A similar story is beginning to be told about the 2008 financial meltdown. Of course, the events of this saga are likely still being played out. It is already clear, however, that the precipitating causes of our current economic collapse have all over them the fingerprints of many of today’s “best and brightest.”

It’s obvious that the heads of the nation’s “too big to fail” Wall Street banks are made of equal parts brilliance and arrogance. It has been documented how these firms also regularly recruited thousands of the top graduates of the country’s best colleges and universities. By their own admission, many of them now admit they had one goal: make lots of money—which they did, often beyond their wildest dreams. Put to such use, however, their education and brilliance have now cost us and people around the world houses, jobs, savings and still unfolding economic misery, beyond most people’s worst nightmares.

Interviewed about their flight, Apollo 13 commander Jim Lovell was asked if the crew was ever scared or thought of dying. Matter-of-factly he said no, they were just too busy carrying out their various tasks. And even if they had run out of things to do to save themselves, Lovell went on, they knew that, until the power or oxygen gave out, they would continue to send data and report their findings so that it could be figured out later what had gone wrong. That was their job.

In Luke’s parable of the faithful steward, Jesus concludes by saying, “From everyone to whom much has been given, much will be required.” I suspect that if the Apollo 13 crew or those who had been down below in Mission Control were to hear those words, they would be received with a shrug-of-the-shoulders “Well of course.” Yet that wisdom or awareness seems to have escaped many of those in the midst of our current national crisis.

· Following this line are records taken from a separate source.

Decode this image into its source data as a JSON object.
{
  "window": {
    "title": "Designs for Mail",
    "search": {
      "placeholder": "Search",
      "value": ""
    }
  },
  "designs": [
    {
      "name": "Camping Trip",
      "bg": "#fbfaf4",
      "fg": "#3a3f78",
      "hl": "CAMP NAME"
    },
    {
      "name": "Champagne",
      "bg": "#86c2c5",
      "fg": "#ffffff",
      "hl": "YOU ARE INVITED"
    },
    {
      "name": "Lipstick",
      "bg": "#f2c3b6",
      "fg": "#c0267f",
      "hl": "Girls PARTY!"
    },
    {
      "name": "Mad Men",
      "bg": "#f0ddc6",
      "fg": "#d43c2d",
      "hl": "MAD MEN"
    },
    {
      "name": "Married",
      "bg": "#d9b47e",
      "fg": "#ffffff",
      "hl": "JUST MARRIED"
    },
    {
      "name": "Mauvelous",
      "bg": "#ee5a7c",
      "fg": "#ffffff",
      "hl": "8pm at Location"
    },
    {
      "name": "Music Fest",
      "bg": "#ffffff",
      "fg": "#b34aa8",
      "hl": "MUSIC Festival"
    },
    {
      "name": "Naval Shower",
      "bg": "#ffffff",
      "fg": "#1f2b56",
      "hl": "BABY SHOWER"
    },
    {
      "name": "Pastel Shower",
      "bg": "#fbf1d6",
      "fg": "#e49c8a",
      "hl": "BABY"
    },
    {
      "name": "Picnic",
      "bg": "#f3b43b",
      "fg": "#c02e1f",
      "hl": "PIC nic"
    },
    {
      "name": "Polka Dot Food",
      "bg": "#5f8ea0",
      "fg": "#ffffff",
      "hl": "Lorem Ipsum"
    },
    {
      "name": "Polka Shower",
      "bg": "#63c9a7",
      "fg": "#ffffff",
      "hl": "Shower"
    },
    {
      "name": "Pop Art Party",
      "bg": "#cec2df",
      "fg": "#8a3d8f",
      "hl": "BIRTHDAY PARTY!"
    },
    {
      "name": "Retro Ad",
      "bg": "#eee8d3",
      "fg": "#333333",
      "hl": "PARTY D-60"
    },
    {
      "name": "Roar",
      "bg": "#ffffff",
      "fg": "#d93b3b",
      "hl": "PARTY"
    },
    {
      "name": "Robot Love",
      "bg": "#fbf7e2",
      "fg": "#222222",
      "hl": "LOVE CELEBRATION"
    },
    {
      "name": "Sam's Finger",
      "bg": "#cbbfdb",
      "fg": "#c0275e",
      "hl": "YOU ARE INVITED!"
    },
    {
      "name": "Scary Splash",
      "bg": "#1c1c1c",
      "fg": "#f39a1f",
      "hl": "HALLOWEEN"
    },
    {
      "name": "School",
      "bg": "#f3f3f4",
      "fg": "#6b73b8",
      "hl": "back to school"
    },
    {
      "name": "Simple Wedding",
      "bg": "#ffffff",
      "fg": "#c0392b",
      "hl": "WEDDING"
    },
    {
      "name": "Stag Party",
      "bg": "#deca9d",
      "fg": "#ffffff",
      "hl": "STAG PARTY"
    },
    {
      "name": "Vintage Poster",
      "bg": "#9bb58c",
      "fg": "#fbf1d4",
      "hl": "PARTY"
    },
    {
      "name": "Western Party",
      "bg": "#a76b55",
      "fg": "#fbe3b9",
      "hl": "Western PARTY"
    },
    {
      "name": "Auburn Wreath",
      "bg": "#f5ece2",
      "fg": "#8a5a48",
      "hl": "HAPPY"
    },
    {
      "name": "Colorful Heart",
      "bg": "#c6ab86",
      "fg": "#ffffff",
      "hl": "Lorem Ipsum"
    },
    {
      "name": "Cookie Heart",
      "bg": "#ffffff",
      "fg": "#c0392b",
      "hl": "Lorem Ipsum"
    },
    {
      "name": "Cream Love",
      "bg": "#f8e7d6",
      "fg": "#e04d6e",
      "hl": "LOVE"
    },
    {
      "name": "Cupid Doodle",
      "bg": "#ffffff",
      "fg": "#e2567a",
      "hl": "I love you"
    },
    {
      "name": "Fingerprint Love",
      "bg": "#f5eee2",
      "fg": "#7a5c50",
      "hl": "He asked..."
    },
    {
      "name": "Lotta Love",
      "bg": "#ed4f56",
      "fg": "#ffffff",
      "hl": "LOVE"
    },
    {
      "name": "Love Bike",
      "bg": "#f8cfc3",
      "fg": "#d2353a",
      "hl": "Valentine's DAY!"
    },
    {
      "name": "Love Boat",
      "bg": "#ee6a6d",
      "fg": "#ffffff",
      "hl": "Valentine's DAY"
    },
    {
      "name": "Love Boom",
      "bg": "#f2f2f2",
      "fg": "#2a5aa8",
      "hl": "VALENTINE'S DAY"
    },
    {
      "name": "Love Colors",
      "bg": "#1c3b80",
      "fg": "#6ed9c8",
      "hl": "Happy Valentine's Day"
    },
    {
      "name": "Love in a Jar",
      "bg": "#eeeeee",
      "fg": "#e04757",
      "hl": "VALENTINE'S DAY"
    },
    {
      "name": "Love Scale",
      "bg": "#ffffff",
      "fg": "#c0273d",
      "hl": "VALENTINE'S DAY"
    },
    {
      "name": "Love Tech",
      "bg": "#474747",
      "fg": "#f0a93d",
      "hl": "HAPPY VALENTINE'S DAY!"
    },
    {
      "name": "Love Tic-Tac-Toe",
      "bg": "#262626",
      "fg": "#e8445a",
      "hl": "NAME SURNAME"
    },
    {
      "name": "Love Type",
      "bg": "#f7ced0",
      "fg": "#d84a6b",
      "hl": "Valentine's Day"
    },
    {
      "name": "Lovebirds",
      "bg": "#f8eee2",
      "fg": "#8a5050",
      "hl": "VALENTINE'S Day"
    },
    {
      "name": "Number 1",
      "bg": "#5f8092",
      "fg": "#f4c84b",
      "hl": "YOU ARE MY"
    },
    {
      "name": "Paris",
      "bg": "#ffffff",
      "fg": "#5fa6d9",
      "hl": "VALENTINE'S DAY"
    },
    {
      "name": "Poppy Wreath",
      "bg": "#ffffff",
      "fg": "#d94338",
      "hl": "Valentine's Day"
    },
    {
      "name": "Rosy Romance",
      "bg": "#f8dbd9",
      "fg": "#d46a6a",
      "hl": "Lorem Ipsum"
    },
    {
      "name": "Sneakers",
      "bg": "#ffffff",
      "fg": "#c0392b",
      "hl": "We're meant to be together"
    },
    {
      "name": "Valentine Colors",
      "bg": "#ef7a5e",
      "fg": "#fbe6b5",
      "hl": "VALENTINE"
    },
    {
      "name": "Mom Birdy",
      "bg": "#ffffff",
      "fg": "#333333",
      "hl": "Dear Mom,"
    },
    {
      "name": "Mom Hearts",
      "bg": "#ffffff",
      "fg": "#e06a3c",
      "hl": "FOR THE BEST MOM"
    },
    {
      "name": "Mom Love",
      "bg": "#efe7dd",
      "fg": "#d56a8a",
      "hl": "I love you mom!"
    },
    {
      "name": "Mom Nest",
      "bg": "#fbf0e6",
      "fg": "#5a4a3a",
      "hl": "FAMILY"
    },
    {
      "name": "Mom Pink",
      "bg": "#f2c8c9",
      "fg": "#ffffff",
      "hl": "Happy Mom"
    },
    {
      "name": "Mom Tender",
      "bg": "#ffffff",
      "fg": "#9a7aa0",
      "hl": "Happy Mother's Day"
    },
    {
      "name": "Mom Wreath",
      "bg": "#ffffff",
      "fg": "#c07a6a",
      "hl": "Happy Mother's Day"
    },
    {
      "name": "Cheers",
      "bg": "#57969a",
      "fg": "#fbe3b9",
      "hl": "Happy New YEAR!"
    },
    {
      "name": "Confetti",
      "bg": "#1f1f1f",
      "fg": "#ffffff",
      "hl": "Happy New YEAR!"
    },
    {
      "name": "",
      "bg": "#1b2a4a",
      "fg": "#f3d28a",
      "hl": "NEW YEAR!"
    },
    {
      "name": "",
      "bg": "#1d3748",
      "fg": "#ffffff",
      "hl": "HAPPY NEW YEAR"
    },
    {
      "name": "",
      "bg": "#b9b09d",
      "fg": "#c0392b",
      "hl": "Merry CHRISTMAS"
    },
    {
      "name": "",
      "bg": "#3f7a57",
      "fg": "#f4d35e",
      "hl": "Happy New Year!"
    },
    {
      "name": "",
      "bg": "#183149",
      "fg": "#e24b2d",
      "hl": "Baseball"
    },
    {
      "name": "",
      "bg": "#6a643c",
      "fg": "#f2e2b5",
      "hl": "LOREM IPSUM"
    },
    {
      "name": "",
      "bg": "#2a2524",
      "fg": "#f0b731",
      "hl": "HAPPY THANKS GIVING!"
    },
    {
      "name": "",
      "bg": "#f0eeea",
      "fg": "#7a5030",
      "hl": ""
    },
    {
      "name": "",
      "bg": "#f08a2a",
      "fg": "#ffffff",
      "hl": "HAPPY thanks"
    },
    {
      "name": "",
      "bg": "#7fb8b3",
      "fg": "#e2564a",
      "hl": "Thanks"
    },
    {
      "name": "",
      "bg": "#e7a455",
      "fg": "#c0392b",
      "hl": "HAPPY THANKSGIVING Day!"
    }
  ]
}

As we enter graduation season, I hope commencement speakers will use this crisis as an opportunity to convey both the blessings and the responsibilities talent and opportunity carry, and warn against the irresponsibility and harm of selfishly misusing them. If they do, those speakers will certainly have no trouble providing living examples of people who have chosen each of those paths, and of the consequences of the choices they made.

1 comment:

Doug said...

Note the commentary/update in the following post.